Charlie Clouser shared his experience with uncleared samples a few years back:
In 1995 or so I did some remixes for the band I was in at the time. I had a DAT cassette with audio snippets from a bunch of weird documentaries and stuff that I’d sample from - mostly for weird noises and ambiences like factory machinery, etc., but there was one documentary on that tape about religion in America, with interviews, snake handlers and crazy preachers, etc. I sampled a tiny snippet of the interviewer asking, “Do you believe in miracles?” and the interviewee responding, “Not really…”

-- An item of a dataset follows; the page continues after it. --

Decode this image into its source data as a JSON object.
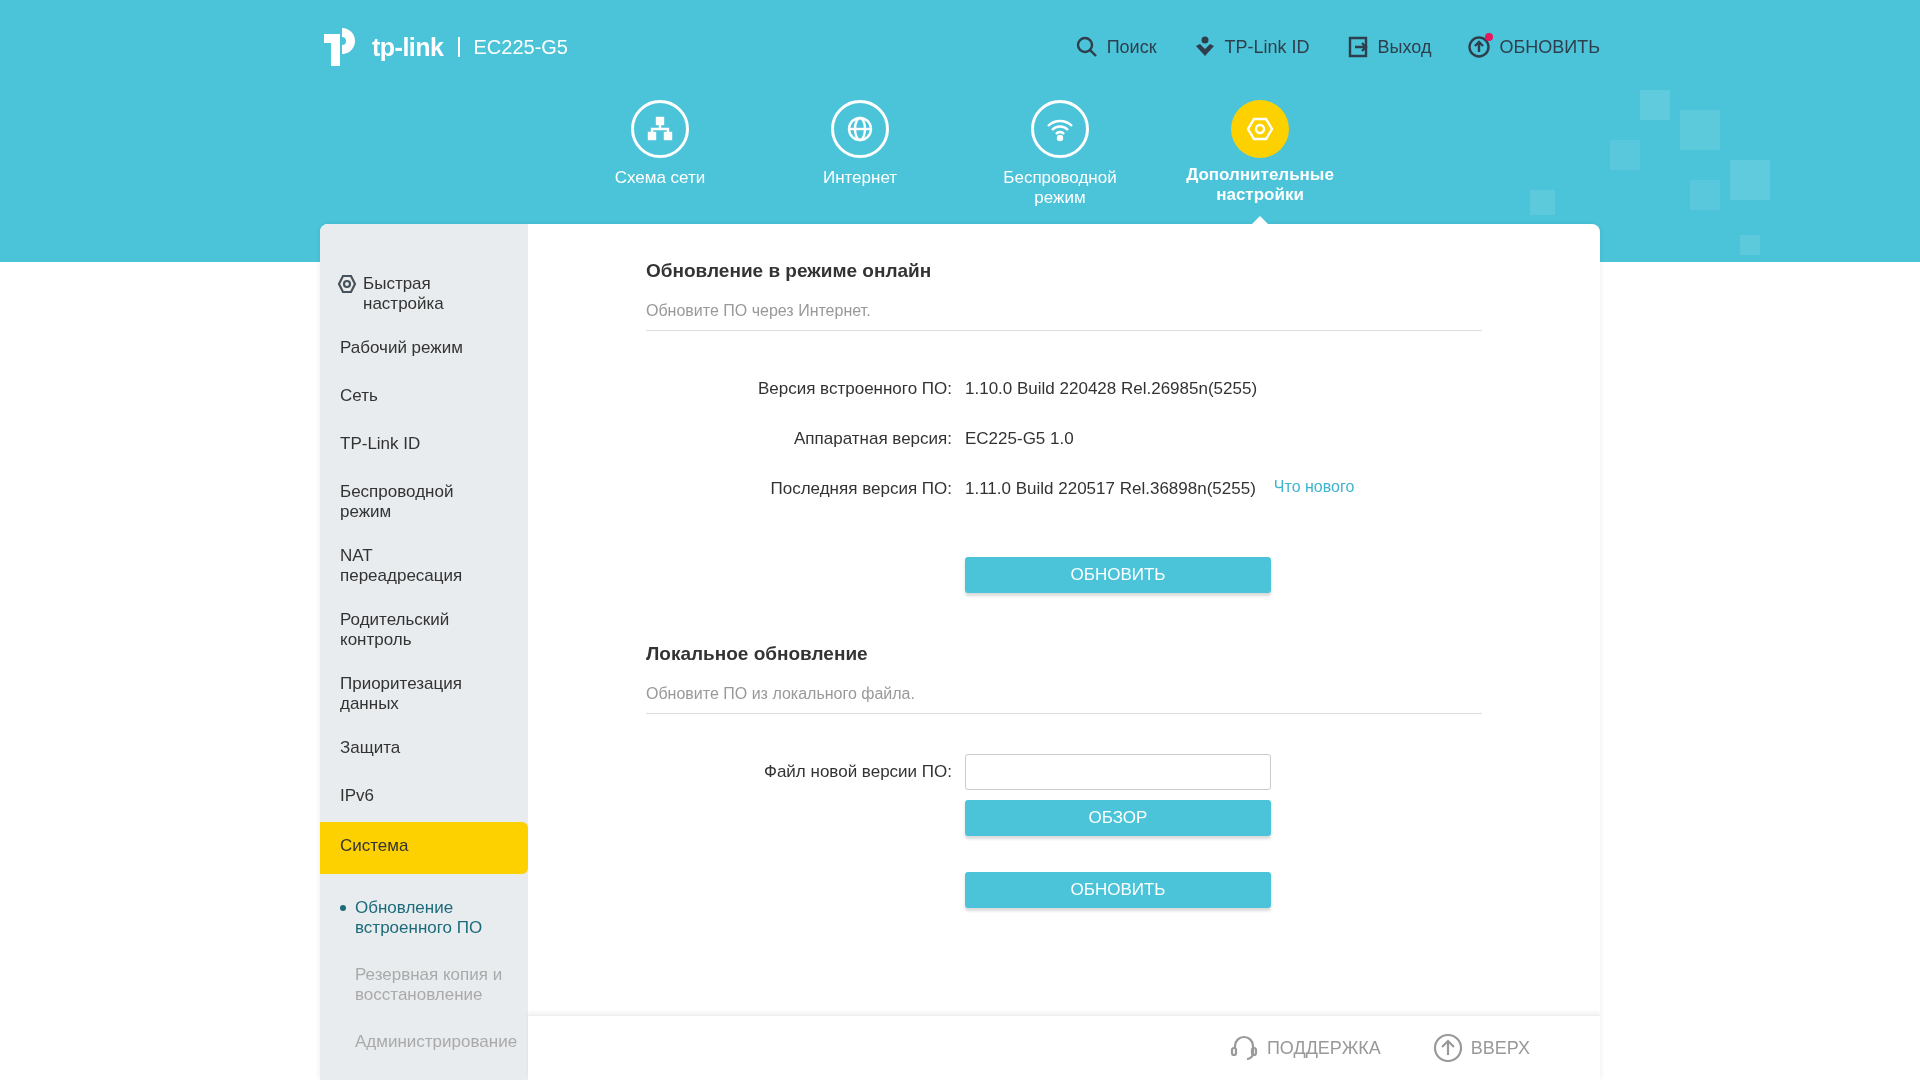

I dropped that tiny soundbite into a break in the remix - the “Not really” part was in a hole where everything dropped out just before a huge chorus came blasting in. The guy saying, “Not really…” was lighting a cigarette, and you could hear him flip his Zippo open and his speech was kind of pinched, as it would be when you’re holding a cigarette in your mouth… all in all, very unique and charismatic.

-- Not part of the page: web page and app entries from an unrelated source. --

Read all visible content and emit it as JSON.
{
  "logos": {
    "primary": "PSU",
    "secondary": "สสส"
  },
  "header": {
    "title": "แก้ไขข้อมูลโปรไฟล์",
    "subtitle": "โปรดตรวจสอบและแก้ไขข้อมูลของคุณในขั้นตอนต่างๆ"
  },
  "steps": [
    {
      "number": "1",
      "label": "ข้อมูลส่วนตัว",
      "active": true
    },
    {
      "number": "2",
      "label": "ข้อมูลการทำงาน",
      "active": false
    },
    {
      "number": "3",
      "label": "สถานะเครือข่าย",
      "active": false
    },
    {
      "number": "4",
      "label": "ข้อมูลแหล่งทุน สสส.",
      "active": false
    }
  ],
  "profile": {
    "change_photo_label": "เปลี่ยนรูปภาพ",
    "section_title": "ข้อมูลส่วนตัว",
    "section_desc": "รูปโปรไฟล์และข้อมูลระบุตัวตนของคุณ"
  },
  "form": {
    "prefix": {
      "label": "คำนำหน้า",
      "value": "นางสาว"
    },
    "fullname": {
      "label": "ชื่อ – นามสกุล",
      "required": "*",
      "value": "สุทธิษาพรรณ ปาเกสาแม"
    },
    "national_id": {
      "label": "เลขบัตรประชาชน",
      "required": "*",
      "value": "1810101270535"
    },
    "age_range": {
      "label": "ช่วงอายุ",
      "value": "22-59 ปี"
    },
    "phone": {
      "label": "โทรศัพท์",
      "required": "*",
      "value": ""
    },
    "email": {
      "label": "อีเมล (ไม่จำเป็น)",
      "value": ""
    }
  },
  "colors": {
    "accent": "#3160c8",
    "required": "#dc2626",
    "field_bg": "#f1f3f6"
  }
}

The remix came out only on the European edition of a Maxi-CD with six or seven other remixes by various folks - the US version did not have my remix on it, so it was a pretty obscure release, and in the late 1990’s, way before file sharing, etc. - so pretty much only the hardcore fans of the band had access to my remix. We only pressed a few thousand of that version of the CD.
Wouldn’t ya know it - the guy who produced the original documentary was not dead and gone, and was in fact teaching in a film program somewhere, and he showed his documentaries to his students. When that moment came up, with the very unique sound of the guy saying, “Not really”, some got-danged student piped up and said, “Wow! Did you know that’s been sampled in a song by my favorite band?”. The teacher had never heard of our band, but when he found out that we were fairly well-known and had used a snippet of his work, he got dollar signs in his eyes and the phone calls started.

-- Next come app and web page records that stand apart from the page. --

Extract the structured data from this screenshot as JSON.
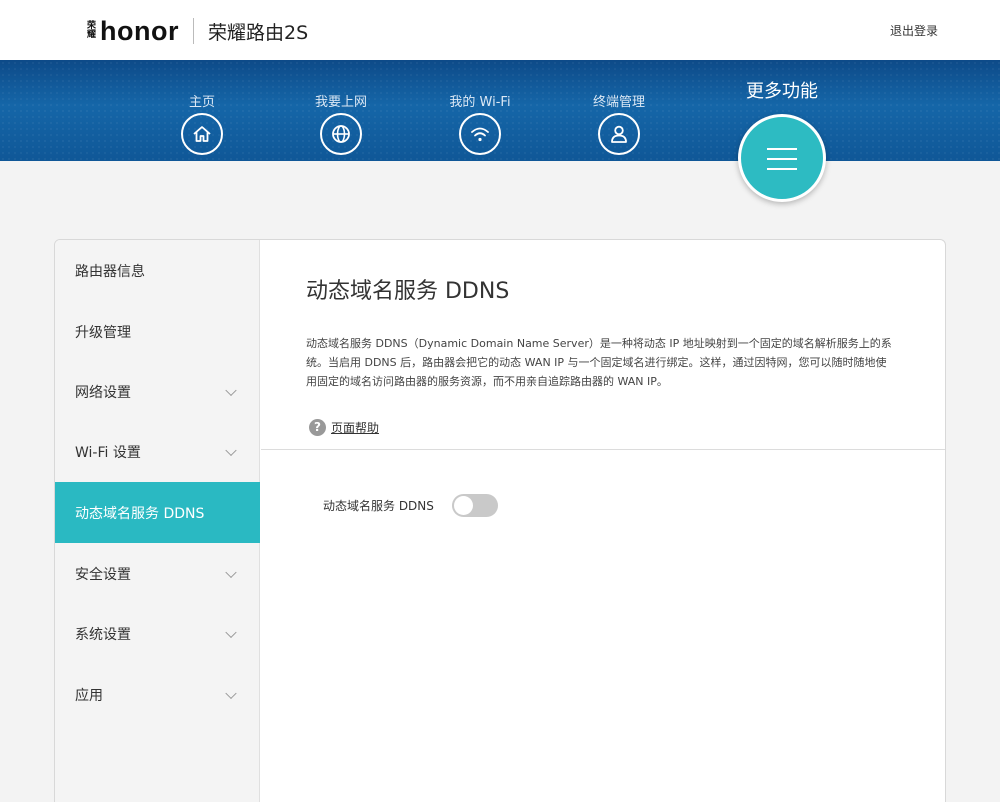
{
  "header": {
    "brand_mark": "荣耀",
    "brand_word": "honor",
    "product": "荣耀路由2S",
    "logout": "退出登录"
  },
  "nav": {
    "items": [
      {
        "label": "主页",
        "icon": "home-icon"
      },
      {
        "label": "我要上网",
        "icon": "globe-icon"
      },
      {
        "label": "我的 Wi-Fi",
        "icon": "wifi-icon"
      },
      {
        "label": "终端管理",
        "icon": "user-icon"
      }
    ],
    "more_label": "更多功能",
    "more_icon": "menu-icon"
  },
  "sidebar": {
    "items": [
      {
        "label": "路由器信息",
        "has_chevron": false,
        "active": false
      },
      {
        "label": "升级管理",
        "has_chevron": false,
        "active": false
      },
      {
        "label": "网络设置",
        "has_chevron": true,
        "active": false
      },
      {
        "label": "Wi-Fi 设置",
        "has_chevron": true,
        "active": false
      },
      {
        "label": "动态域名服务 DDNS",
        "has_chevron": false,
        "active": true
      },
      {
        "label": "安全设置",
        "has_chevron": true,
        "active": false
      },
      {
        "label": "系统设置",
        "has_chevron": true,
        "active": false
      },
      {
        "label": "应用",
        "has_chevron": true,
        "active": false
      }
    ]
  },
  "main": {
    "title": "动态域名服务 DDNS",
    "description_lines": [
      "动态域名服务 DDNS（Dynamic Domain Name Server）是一种将动态 IP 地址映射到一个固定的域名解析服务上的系",
      "统。当启用 DDNS 后，路由器会把它的动态 WAN IP 与一个固定域名进行绑定。这样，通过因特网，您可以随时随地使",
      "用固定的域名访问路由器的服务资源，而不用亲自追踪路由器的 WAN IP。"
    ],
    "help_label": "页面帮助",
    "toggle_label": "动态域名服务 DDNS",
    "toggle_on": false
  },
  "colors": {
    "accent": "#2ab9c2",
    "nav_bg": "#1566a8"
  }
}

What are the odds? I mean, seriously? Literally five seconds, seven words, from a 20-year-old documentary that I recorded off of PBS when I was in college, dropped 4 minutes in on a harsh industrial remix that was like track six on a CD full of gnarly unlistenable noise that only our hardcore fans in Europe would ever hear.
Anyway, we had to pay $8,000 to get out of that one.
Eight. Thousand. Dollars.
And them’s 1995 dollars, too.
I got scolded for that one by management - we paid the producer of the documentary $8k and burned a few thousand more in lawyer time. It would have been a lot cheaper if we’d gone to the producer beforehand and secured the rights - he might have even given us the rights gratis - but how the hell was I gonna find him? I just had a DAT tape with the audio from a zillion different sources, with no credits or other info about where the stuff came from. The best I could do was, “It was some documentary on PBS about religion”. So if you sample and release without securing rights then they’ve got you by the short and curlies. What are you gonna do, recall all the CDs? Go to people’s houses and swap their CD for a “scrubbed” version? Too late. Gotta pay.
So… sure, sample away! But get clearances first or be prepared to pay and pay when you’re found out.
Here’s the clip on YouTube (go to 4:02 if it doesn’t cue up to the spot):